In a single day on the job, development engineers can act as a mechanical engineer, environmental engineer, project manager, and community liaison. One of the pitfalls, however, is the temptation to “fix” perceived problems without consulting the communities in which they are working. It’s easy to get overwhelmed by the enormity of the challenges in underserved communities and take action without considering the views of the people who live there. This outcome is common in engineering for global development. I have seen the poor execution of good intentions lead to dozens of failed projects, and thousands of wasted dollars.
To stop the waste, and to help improve the work we do, I’ve identified five lessons learned while collaborating on projects across the globe. Learning these lessons can minimize a project’s shortcomings and add new perspectives on the design and implementation of engineering for global development projects.
Forget what you learned in school
No, not everything. Certainly, engineering practice and the methodology involved is critical to success. I am referring specifically to the commonly taught tools that engineers use to solve problems they encounter.
For example, I came across a surprising discovery while testing well water in Haiti with the non-governmental organization Pure Water for the World. Every well tested came back with high levels of E. coli. This helped to explain the high child mortality rate from gastroenteritis in the region. The adults, however, were not affected. Speaking with some local experts, I learned that adults had built a natural immunity, and if E. coli was removed and reintroduced later from a broken or failing system, they would no longer be protected. Consequently, it was a tradeoff, the solution not as black and white as I had been taught.
Become a part of the community
There is an expression that to speak to people in a second language is to speak to their minds, but speaking to them in their native tongue is to speak to their hearts. A successful development engineer should not just acknowledge local language and culture, but become part of it. We should use language and culture as tools for communicating our intentions. While in Miramar, Guatemala, a Guatemalan engineer and I met with the community to discuss building trenches to divert water from homes periodically destroyed by flooding. The village elders quickly fought our idea, claiming they could continue to live without this fix. I realized that our identity as outsiders caused mistrust, so I decided to help dig the trenches. Showing the elders my dedication to both the project and their community ultimately helped sway their opinions and consider the benefits of the trench design.
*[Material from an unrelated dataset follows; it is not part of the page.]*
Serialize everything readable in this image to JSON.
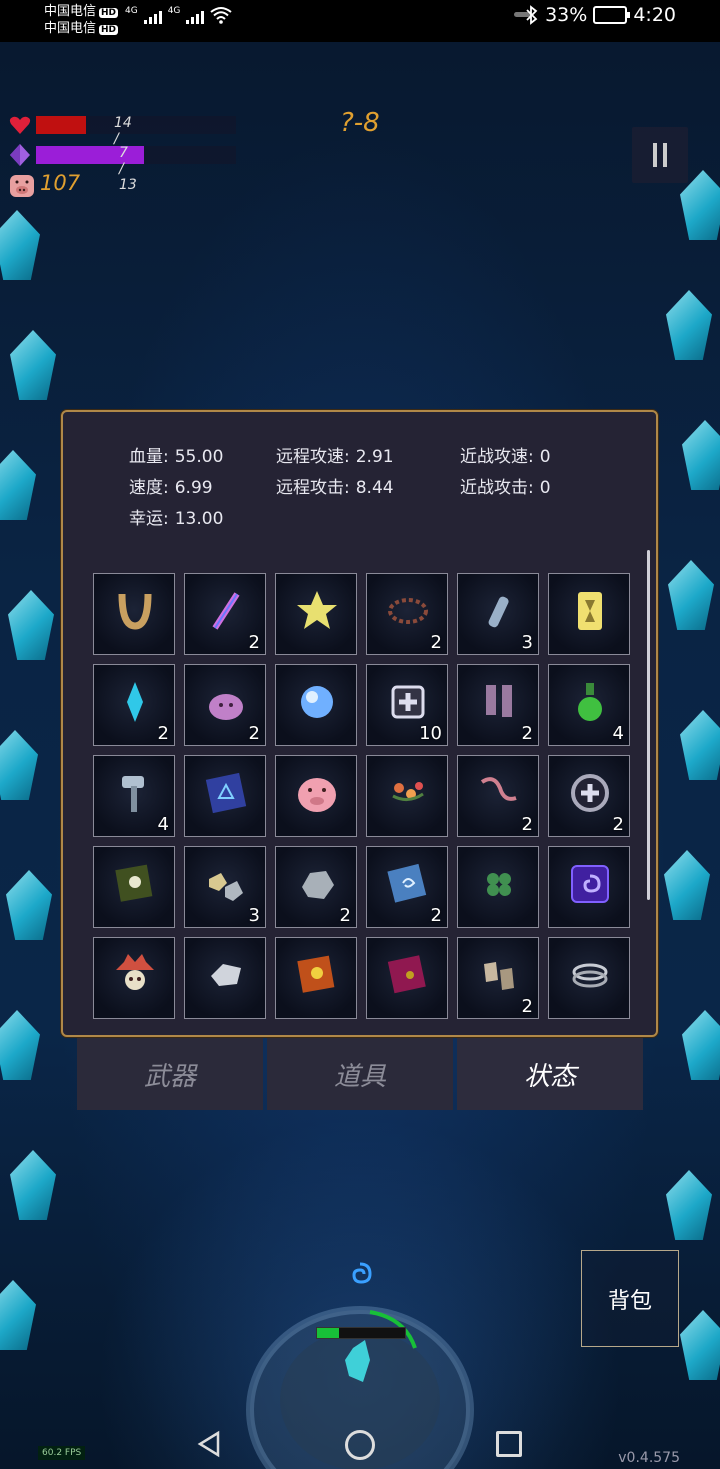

Listen with your ears, not your mouth
In working with a group of Mayan Spiritual guides on the revitalization of a sacred cave site in the Guatemalan highlands, I became aware of how much more productive it is to listen rather than to speak. In listening to stories of sacred rights, natural ecology, and cultural practices, I was invited to see private ceremonies, hear stories, and learn about the history of the Mayan people. By hearing from the people instead of speaking to them, opportunities became available. The culmination of the effort was a sacred site redesign that honored Mayan culture and created a space from which future generations could learn.
Socrates developed a method of instruction whereby students and teachers considered an issue together through dialogue rather than lecture. This teaching style, now known as the Socratic Method, is a helpful skill in development practice. I first learned of the effectiveness of communal conversation working in Eastern Kentucky coal country while studying in college. Throughout the course of the project, I became aware that creating a common space to share ideas allowed new ideas, information, and project goals to arise. The community’s voice came through loud and clear, unmarred by my voice or that of my colleagues. Now I begin my relationship this way with every community with which I have worked, using it as a catalyst for the community to orient its own goals.
It’s not a sprint, it’s a marathon
I spent time in South India improving anaerobic digestion processes for cooking gas, designing rainwater harvesting systems to survive drought seasons, and monitoring groundwater for irrigation. In each project, changes in finances and timelines occurred often. The reality of development engineering is that plans and timelines will always change and things will always take longer than anticipated.
Understanding that a project will never go according to plan should be part of the plan. Learning to create multiple options within the project scope, accounting for additional time ensures that the project will be completed in the long run.
About the Author
Bryan Sherrill is an E4C Research Fellow who is also pursuing a MPA in Development Practice at Columbia University. While his background is in water resources engineering, Bryan is now developing renewable energy policy for large-scale offshore wind development with the World Forum for Offshore Wind.